Thus, every type of relationship has its own recommended form of persistence that will be explained subsequently. In case of a 1:1-relationship the UID of the child object will be saved in the Foreign Key field of the parent object:
CREATE TABLE tx_sjroffers_domain_model_offer( # … date_range int(11) DEFAULT '0' NOT NULL, # … );
The default values of ‘0’ (or the
values if they were explicitly allowed)
“The dateRange has not yet been assigned.”
Later on, Extbase computes the
-object out of the
relationship there are two possibilities.
value is stored as comma-separated list in a
field of the parent object. Or every child object contains the parental
uid in a foreign key field. The further is mostly used by TYPO3 in its
core but we discourage that solution because of its drawbacks: For
example, comma-separated fields complicate the search and hinder the
indexation in the database. Furthermore, the creation and deletion of child
objects is complex and time-consuming. Thus, using comma-separated lists
for modelling relationships should only be used with database tables that
cannot be altered in their structure (e.g. external sources, the
TYPO3-Core). We highly recommend the latter method which stores a Foreign
Key in the table of the child object. In TYPO3, the parental object’s
table holds a separate value for counting the sum of the corresponding
child objects. Consecutively, we list the definition of the relationship
between the organization and its offers of the class
. This will later be
filled with instances of the class
CREATE TABLE tx_sjroffers_domain_model_organization ( # … offers int(11) NOT NULL, # … );
The definition of the table
holds the field
as a Foreign Key.
CREATE TABLE tx_sjroffers_domain_model_offer ( # … organization int(11) NOT NULL, # … );
Extbase stores the relationship between
and the offer as a
. This can be taken as
advantage by adding the property
to the class
. Consequently, it will be

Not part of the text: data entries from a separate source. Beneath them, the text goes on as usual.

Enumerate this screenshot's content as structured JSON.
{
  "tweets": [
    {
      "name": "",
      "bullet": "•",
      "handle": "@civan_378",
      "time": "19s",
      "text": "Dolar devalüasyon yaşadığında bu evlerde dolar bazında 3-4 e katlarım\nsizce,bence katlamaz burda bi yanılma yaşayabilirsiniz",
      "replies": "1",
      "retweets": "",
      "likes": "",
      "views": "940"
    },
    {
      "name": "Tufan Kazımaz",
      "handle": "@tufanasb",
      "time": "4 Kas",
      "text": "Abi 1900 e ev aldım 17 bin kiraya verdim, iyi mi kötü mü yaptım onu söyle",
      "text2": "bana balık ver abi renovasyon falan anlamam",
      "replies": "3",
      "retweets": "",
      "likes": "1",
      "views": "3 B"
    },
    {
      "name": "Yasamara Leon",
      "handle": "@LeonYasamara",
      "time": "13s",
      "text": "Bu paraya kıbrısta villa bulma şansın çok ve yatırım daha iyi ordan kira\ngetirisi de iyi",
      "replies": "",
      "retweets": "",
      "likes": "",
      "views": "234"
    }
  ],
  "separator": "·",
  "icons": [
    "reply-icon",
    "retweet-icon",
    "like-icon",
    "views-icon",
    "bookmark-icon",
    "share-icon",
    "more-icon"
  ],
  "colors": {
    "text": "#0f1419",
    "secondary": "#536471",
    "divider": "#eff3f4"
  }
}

filled with an instance of the class
and can therefore
be used as a backreference from the offer to its corresponding
are pretty similar to

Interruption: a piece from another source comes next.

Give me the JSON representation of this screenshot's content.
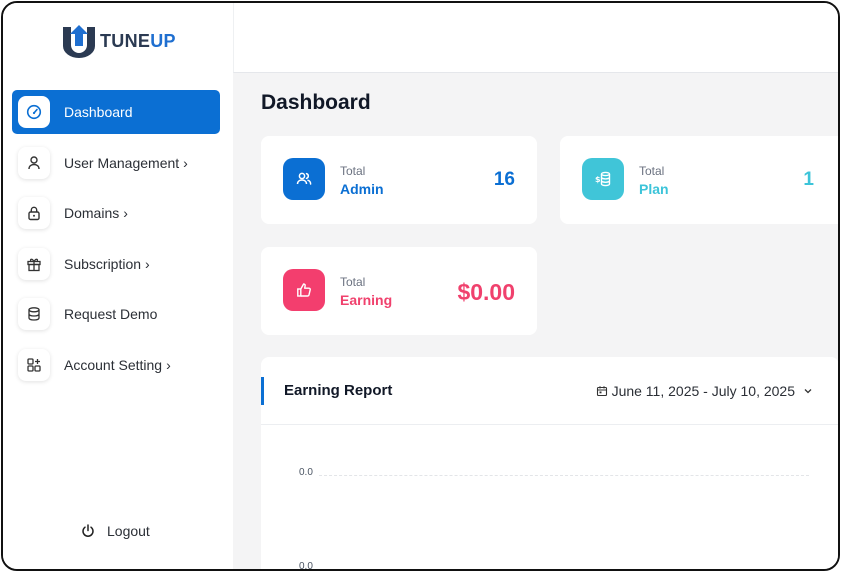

each other, it is just a matter of perspective. Concerning the persistence
of them, one is served with two possibilities. Either the relationship can
be stored as Foreign Key in the parent object or an Intermediate Table can
be used which is described consecutively. We prefer the Foreign Key method
because it is easier to manage.
The fourth kind of relationship which is known by Extbase is the
. This uses an Intermediate Table for
persistence and stores the uid of the parent object as well as the uid of
the child object. The table definitions for a relationship between offer
and category are as follows:
CREATE TABLE tx_sjroffers_domain_model_offer ( # ... categories int(11) NOT NULL, # ... ); CREATE TABLE tx_sjroffers_offer_category_mm ( uid int(10) unsigned DEFAULT '0' NOT NULL auto_increment, pid int(11) DEFAULT '0' NOT NULL, uid_local int(10) unsigned NOT NULL, uid_foreign int(10) unsigned NOT NULL, sorting int(10) unsigned NOT NULL, sorting_foreign int(10) unsigned NOT NULL, tstamp int(10) unsigned NOT NULL, crdate int(10) unsigned NOT NULL, hidden tinyint(3) unsigned DEFAULT '0' NOT NULL, PRIMARY KEY (uid), KEY parent (pid) );
holds a field
as a counter (and as a counter-part to the
property). The Intermediate Table holds the field
that takes the
of an offer as well
as a field
for the uid of the category. Using the
values in the fields
Extbase evaluates the order of the objects in the
categories from the perspective of an offer,
evaluates the order of the offers from the perspective of a
The name of the Intermediate Table can be chosen freely. However,
the following convention is recommended:
For now, we have proper SQL definitions of the Domain’s tables for each kind of relationship. In the next step we configure the representation of the database tables and their interaction with the Backend.